Crayons, markers, pencils, clay, paper, chalk, beads and paints don’t stand a chance in our house. Our resident “Little Artist” (L.A.) dreams up creations not seen in the adult world. I shouldn't be surprised, given the fond memories I have of drawing and writing books in elementary school. But I do have to say that LA. takes imagination to a whole new level.
L.A. is inspired by animals and has discovered the beauty of nature. Horses are a favorite, much to the chagrin of Holstein breeder dad and mom. Cats and dogs are right behind – along with birds, plants, rainbows and insects. We take great pride in L.A.’s love of our rural world; it’s something we hope will be a foundation for life.

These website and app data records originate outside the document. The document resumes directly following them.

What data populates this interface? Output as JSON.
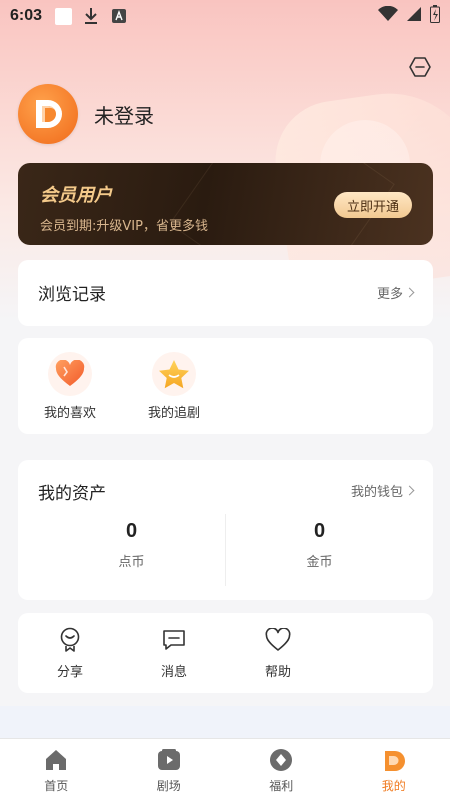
{
  "status_bar": {
    "time": "6:03"
  },
  "profile": {
    "login_text": "未登录"
  },
  "vip": {
    "title": "会员用户",
    "subtitle": "会员到期:升级VIP，省更多钱",
    "button_label": "立即开通",
    "accent_color": "#f3c98a"
  },
  "history": {
    "title": "浏览记录",
    "more_label": "更多"
  },
  "quick": {
    "items": [
      {
        "label": "我的喜欢",
        "icon": "heart-icon"
      },
      {
        "label": "我的追剧",
        "icon": "star-icon"
      }
    ]
  },
  "assets": {
    "title": "我的资产",
    "wallet_label": "我的钱包",
    "items": [
      {
        "value": "0",
        "label": "点币"
      },
      {
        "value": "0",
        "label": "金币"
      }
    ]
  },
  "tools": {
    "items": [
      {
        "label": "分享",
        "icon": "share-icon"
      },
      {
        "label": "消息",
        "icon": "message-icon"
      },
      {
        "label": "帮助",
        "icon": "help-heart-icon"
      }
    ]
  },
  "tabbar": {
    "active_color": "#f07a1f",
    "items": [
      {
        "label": "首页",
        "icon": "home-icon"
      },
      {
        "label": "剧场",
        "icon": "theater-icon"
      },
      {
        "label": "福利",
        "icon": "welfare-icon"
      },
      {
        "label": "我的",
        "icon": "profile-icon",
        "active": true
      }
    ]
  }
}
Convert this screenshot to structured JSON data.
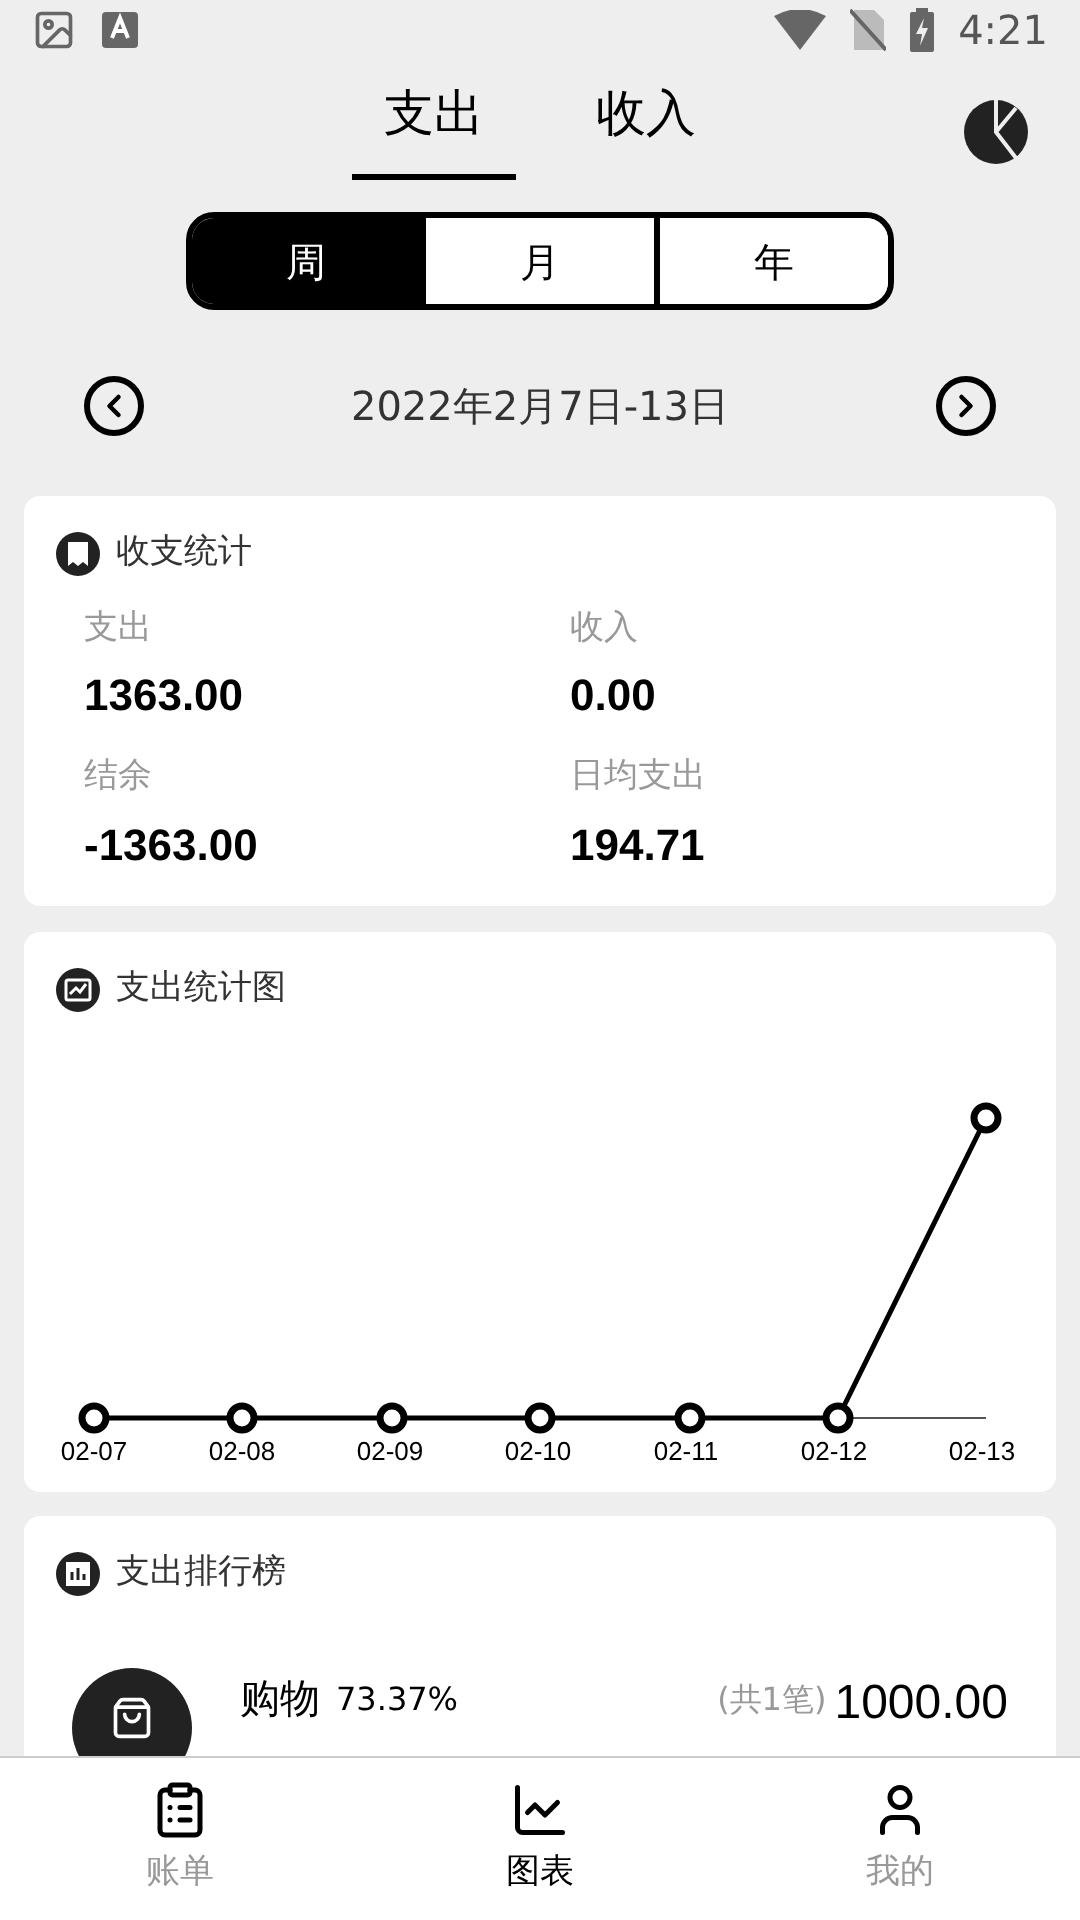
{
  "status_bar": {
    "time": "4:21"
  },
  "type_tabs": [
    {
      "label": "支出",
      "selected": true
    },
    {
      "label": "收入",
      "selected": false
    }
  ],
  "period_tabs": [
    {
      "label": "周",
      "selected": true
    },
    {
      "label": "月",
      "selected": false
    },
    {
      "label": "年",
      "selected": false
    }
  ],
  "date_range": "2022年2月7日-13日",
  "summary": {
    "title": "收支统计",
    "items": [
      {
        "label": "支出",
        "value": "1363.00"
      },
      {
        "label": "收入",
        "value": "0.00"
      },
      {
        "label": "结余",
        "value": "-1363.00"
      },
      {
        "label": "日均支出",
        "value": "194.71"
      }
    ]
  },
  "trend": {
    "title": "支出统计图",
    "x_labels": [
      "02-07",
      "02-08",
      "02-09",
      "02-10",
      "02-11",
      "02-12",
      "02-13"
    ]
  },
  "ranking": {
    "title": "支出排行榜",
    "rows": [
      {
        "category": "购物",
        "percent": "73.37%",
        "count": "(共1笔)",
        "amount": "1000.00"
      }
    ]
  },
  "nav": [
    {
      "label": "账单",
      "selected": false,
      "kind": "bill"
    },
    {
      "label": "图表",
      "selected": true,
      "kind": "chart"
    },
    {
      "label": "我的",
      "selected": false,
      "kind": "user"
    }
  ]
}
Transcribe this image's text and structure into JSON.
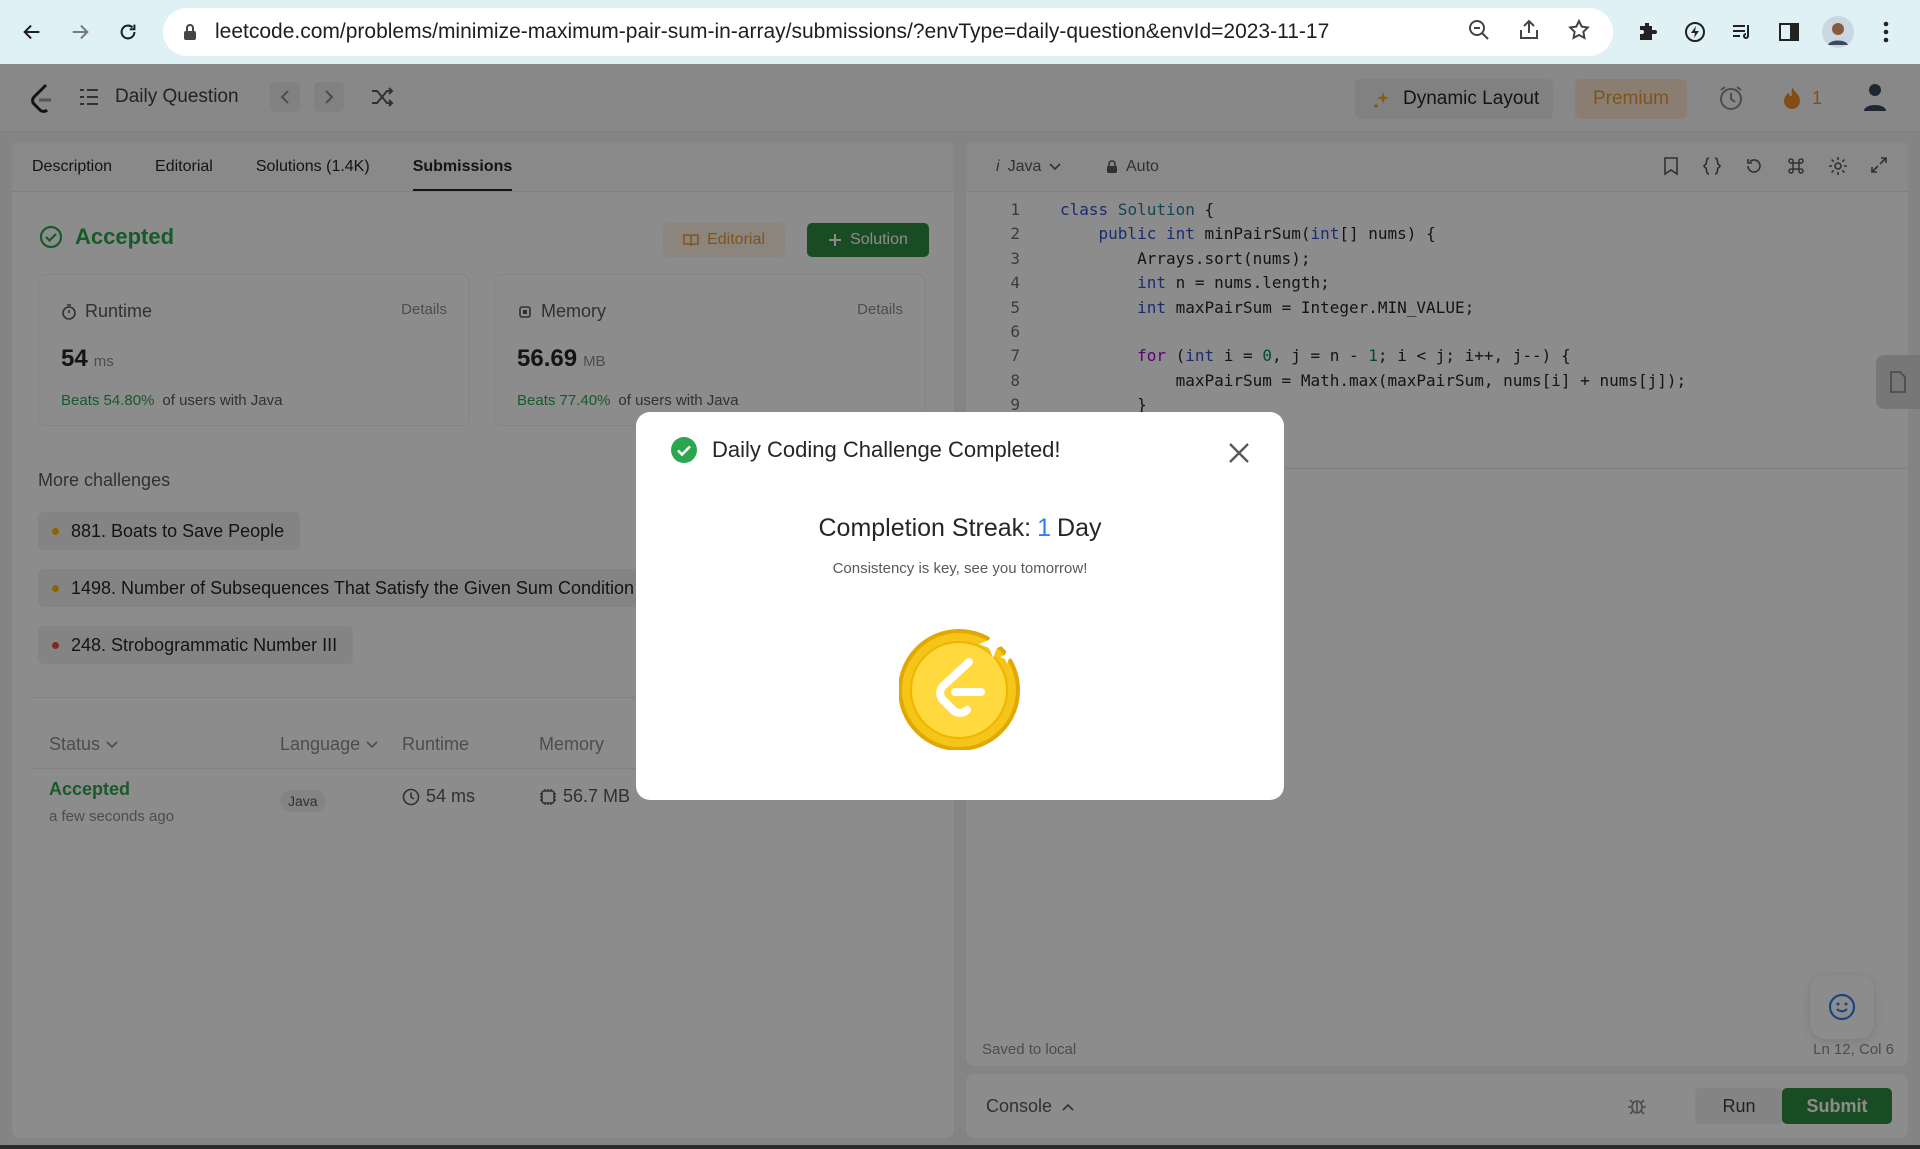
{
  "browser": {
    "url": "leetcode.com/problems/minimize-maximum-pair-sum-in-array/submissions/?envType=daily-question&envId=2023-11-17"
  },
  "header": {
    "daily_question_label": "Daily Question",
    "dynamic_layout_label": "Dynamic Layout",
    "premium_label": "Premium",
    "streak_count": "1"
  },
  "left": {
    "tabs": [
      "Description",
      "Editorial",
      "Solutions (1.4K)",
      "Submissions"
    ],
    "active_tab": "Submissions",
    "result_title": "Accepted",
    "editorial_btn": "Editorial",
    "solution_btn": "Solution",
    "runtime": {
      "label": "Runtime",
      "details": "Details",
      "value": "54",
      "unit": "ms",
      "beats": "Beats 54.80%",
      "beats_suffix": "of users with Java"
    },
    "memory": {
      "label": "Memory",
      "details": "Details",
      "value": "56.69",
      "unit": "MB",
      "beats": "Beats 77.40%",
      "beats_suffix": "of users with Java"
    },
    "more_challenges_title": "More challenges",
    "challenges": [
      {
        "label": "881. Boats to Save People",
        "difficulty_color": "#ffb800"
      },
      {
        "label": "1498. Number of Subsequences That Satisfy the Given Sum Condition",
        "difficulty_color": "#ffb800"
      },
      {
        "label": "248. Strobogrammatic Number III",
        "difficulty_color": "#ef4743"
      }
    ],
    "table": {
      "headers": [
        "Status",
        "Language",
        "Runtime",
        "Memory"
      ],
      "row": {
        "status": "Accepted",
        "time": "a few seconds ago",
        "language": "Java",
        "runtime": "54 ms",
        "memory": "56.7 MB"
      }
    }
  },
  "editor": {
    "language": "Java",
    "mode": "Auto",
    "line_numbers": [
      "1",
      "2",
      "3",
      "4",
      "5",
      "6",
      "7",
      "8",
      "9"
    ],
    "visible_tail": ";",
    "saved_label": "Saved to local",
    "cursor_pos": "Ln 12, Col 6"
  },
  "console": {
    "label": "Console",
    "run": "Run",
    "submit": "Submit"
  },
  "modal": {
    "title": "Daily Coding Challenge Completed!",
    "streak_prefix": "Completion Streak:",
    "streak_value": "1",
    "streak_suffix": "Day",
    "subtitle": "Consistency is key, see you tomorrow!"
  },
  "colors": {
    "accent_green": "#2da44e",
    "submit_green": "#2e8b3f",
    "premium_orange": "#e39a3b",
    "streak_blue": "#2f80ed",
    "coin_gold": "#f5c518"
  }
}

Our rural countryside doesn’t just provide inspiration for art - it provides lessons for life. Lessons that those animals we cherish in real life or in art are meant to live and die to give us food. Lessons that work ethic, honesty and dealing fairly with others bring great rewards. Lessons about perseverance and balance when given a load that seems too heavy to carry.
The lessons that are taught on a farm are irreplaceable. Unfortunately, fewer and fewer children are exposed to that as we see people 4-5 generations removed from the farm. Frankly, that scares me because I’ve seen the consequences of a society detached from where their food is produced.
L.A.’s friends’ attraction to the barn gives me hope; their favorite activities are learning about animals, playing for hours in the haymow and going on nature walks by our fence row. I only wish those activities would still be favorites when they’re 16! That likely won’t be the case, but I do hope they remember their times on the farm and that those pretty black and white cows are where milk comes from – not to mention cheese, ice cream and yogurt.
As an art community, I’d encourage you to get to know some of the beauty behind the animals and barns. If only more people would stop to reflect on the purpose of our farm animals and meaning of our countryside, we'd have a more realistic connection to food.
Farms are not just a pastoral scene, but also the home of people who produce our food. Farms are still tended by families, even when red wood barns have turned to white metal buildings and GPS auto-steer tractors have replaced antiques. Our countryside continues to change, just as we see progress in computers, schools and doctor’s offices.
L.A. reminds me that beauty is in the eye of the beholder. I believe today’s modern family farms offer just as much beauty as those from Charlotte’s web. The beauty is in watching farmers tend to animals and land with great care – and appreciating the sacrifice involved to make food. Beauty can also be found in the consistent family values handed down through generations. Beauty is in the entrepreneurial creativity that it takes to make a farm work today. Beauty is in watching the next generation find their way…
There’s no telling if L.A. will find a way in agriculture, just as there’s no way of knowing where that wild imagination will lead. As a mom, I’ll encourage both. But at the end of the day, I know this is a masterpiece in the making - and we’re going to do everything we can to add as many colors of the countryside as possible. Are you doing the same with your masterpiece?